Wikipedia introduces Turkey Shoot as follows: “Turkey Shoot, also known as Escape 2000 and Blood Camp Thatcher, is a 1982 Australian dystopian exploitation-horror film directed by Brian Trenchard-Smith and starring Steve Railsback, Olivia Hussey and Michael Craig. The cast is a mix of international actors, Australian soap opera actors and television personalities.”
After that, it gives away too much of the film and the last thing I want to do in this review is give spoilers. I just want to say enough to do it justice and then let you see the movie for yourself. Before I saw it at the cinema, about all I’d seen was the trailer on the tv.
IMDB describes the movie as – “Deviants are held at a rehabilitation fortress until they’re set into a deadly game of survival, in the hopes of returning to world society.”, and that’s probably enough background.
Turkey Shoot certainly is a wild, new world order/ totalitarian, dystopian movie. It starts off with the usual break down of society scenes taken from news footage. This is during the opening credits though, so it is enough to set the scene without getting us bogged down into the same type of opening that many other movies have since used. Despite this type of introduction having since become cliche`d, in it’s day, this was pretty amazing and even now it still gets my heart racing.
If you’re looking for a movie with all the action, guns, explosions and way out characters of Mad Max 2, then Turkey Shoot will not disappoint. Rather than a desert setting with a run down oil refinery, we’re in the jungle this time with a futuristic prison camp. This gives us the perfect opportunity to have the obligatory nudie shower scene. You can’t have a decent exploitation movie without boobs and gore. And this one has both, as well as a great big hairy mutant!
Turkey shoot is well paced, keeping you involved by moving through different scenarios whilst always keeping the tension and cruelty coming. It’s edited well, so you can easily follow the movie. The jungle scenes make Tarzan movies seem a bit lame as our main characters are pursued relentlessly and fired on by all manner of weapons by a larger than life group of over privileged, sadistic, nobles.
Interestingly, a lot of reviews I came across panned the film. Even actors within the movie described it as grotesque. This was possibly due to the gore and cruelty of the time. By today’s standards, it’s a bit tame in those areas. Shows such as The Walking Dead and Game of Thrones have well surpassed this in gore. Game of Thrones, Spartacus and a few bazillion other shows are way heavier than Turkey Shoot when it comes to nudity. I think this attitude really comes down to Australians themselves.
I went through this same bullshit when I was a cartoonist trying to sell my comic, “Punkz In Space.” Australian newspaper editors would be afraid that the idea of punks in a comic could be offensive. Within a couple of years, The Simpsons, Ren & Stimpy and others were flooding the Aussie market and Punkz in Space seemed very innocent. Turkey shoot is not some third rate grotesque movie. The only thing bad is our cultural cringe.

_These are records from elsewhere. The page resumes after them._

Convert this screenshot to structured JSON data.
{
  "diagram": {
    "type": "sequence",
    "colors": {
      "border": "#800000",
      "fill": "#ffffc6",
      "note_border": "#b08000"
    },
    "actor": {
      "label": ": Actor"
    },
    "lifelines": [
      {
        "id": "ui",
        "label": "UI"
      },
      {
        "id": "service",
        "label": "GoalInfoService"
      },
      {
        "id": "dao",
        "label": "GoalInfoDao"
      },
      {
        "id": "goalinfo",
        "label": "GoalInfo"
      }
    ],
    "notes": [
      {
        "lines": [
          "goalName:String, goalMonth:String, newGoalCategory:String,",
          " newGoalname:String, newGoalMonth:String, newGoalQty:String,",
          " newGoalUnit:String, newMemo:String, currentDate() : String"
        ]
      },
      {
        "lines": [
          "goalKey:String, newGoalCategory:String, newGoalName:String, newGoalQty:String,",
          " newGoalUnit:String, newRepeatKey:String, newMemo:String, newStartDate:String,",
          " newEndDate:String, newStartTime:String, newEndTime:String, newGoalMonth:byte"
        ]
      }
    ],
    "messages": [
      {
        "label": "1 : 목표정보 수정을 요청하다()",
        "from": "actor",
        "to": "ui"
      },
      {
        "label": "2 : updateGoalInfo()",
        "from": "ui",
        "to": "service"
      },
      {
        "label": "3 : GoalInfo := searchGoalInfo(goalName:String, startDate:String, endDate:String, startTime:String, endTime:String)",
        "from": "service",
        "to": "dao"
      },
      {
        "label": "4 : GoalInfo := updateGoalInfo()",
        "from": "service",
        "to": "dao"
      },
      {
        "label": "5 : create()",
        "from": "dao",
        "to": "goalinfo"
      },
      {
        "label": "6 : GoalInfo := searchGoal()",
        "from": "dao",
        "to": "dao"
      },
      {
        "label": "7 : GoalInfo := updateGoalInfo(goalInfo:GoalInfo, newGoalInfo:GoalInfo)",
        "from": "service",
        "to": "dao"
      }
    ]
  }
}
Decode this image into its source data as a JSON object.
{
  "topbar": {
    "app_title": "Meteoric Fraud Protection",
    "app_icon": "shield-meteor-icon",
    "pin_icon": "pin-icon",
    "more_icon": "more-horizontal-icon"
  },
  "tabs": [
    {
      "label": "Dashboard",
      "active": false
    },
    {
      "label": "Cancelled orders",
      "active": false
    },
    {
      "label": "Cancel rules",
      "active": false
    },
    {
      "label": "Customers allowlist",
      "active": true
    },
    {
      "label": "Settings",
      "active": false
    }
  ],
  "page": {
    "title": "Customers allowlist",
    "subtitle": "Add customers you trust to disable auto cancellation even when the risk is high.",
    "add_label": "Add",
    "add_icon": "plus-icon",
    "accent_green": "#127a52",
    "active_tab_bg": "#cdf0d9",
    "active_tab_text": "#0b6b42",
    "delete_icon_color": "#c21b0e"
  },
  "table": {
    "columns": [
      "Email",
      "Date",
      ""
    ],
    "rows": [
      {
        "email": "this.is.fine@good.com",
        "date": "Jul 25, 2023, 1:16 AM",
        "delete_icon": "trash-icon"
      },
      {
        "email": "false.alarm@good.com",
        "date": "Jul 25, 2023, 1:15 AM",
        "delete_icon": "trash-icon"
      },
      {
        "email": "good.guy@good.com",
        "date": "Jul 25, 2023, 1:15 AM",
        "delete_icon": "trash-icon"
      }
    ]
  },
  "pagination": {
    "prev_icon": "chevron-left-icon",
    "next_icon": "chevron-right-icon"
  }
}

As far as the Ozploitation tag goes, I can only say that it was Ozploitation in its day. If it came out today, and from the USA, it probably wouldn’t get the “exploitation” tag at all.
Stand out performances are by Roger Ward, Lynda Stoner and Noel Ferrier. The one drawback I found was the usage of overseas actors that so many Aussie directors feel are needed if they wish to sell their movies internationally. I really couldn’t say that Olivia Hussey or Steve Railsback brought anything special to the movie. Both were good, but it’s our the local actors that really shone through. This isn’t a dig at overseas actors.
There were plenty of locals, such as Gus Mercurio, that were born overseas and settled here. I just felt that Olivia and Steve were patchy in their performances. As the movie goes on, they really come into their own and deliver some amazing scenes, however, they start off so wooden that some viewers might be tempted to just turn the movie off. All up, the movie is an enjoyable watch from beginning to end. In fact, if you are into Aussie movies and like a bit of sci fi/ action, then Turkey Shoot is a must see.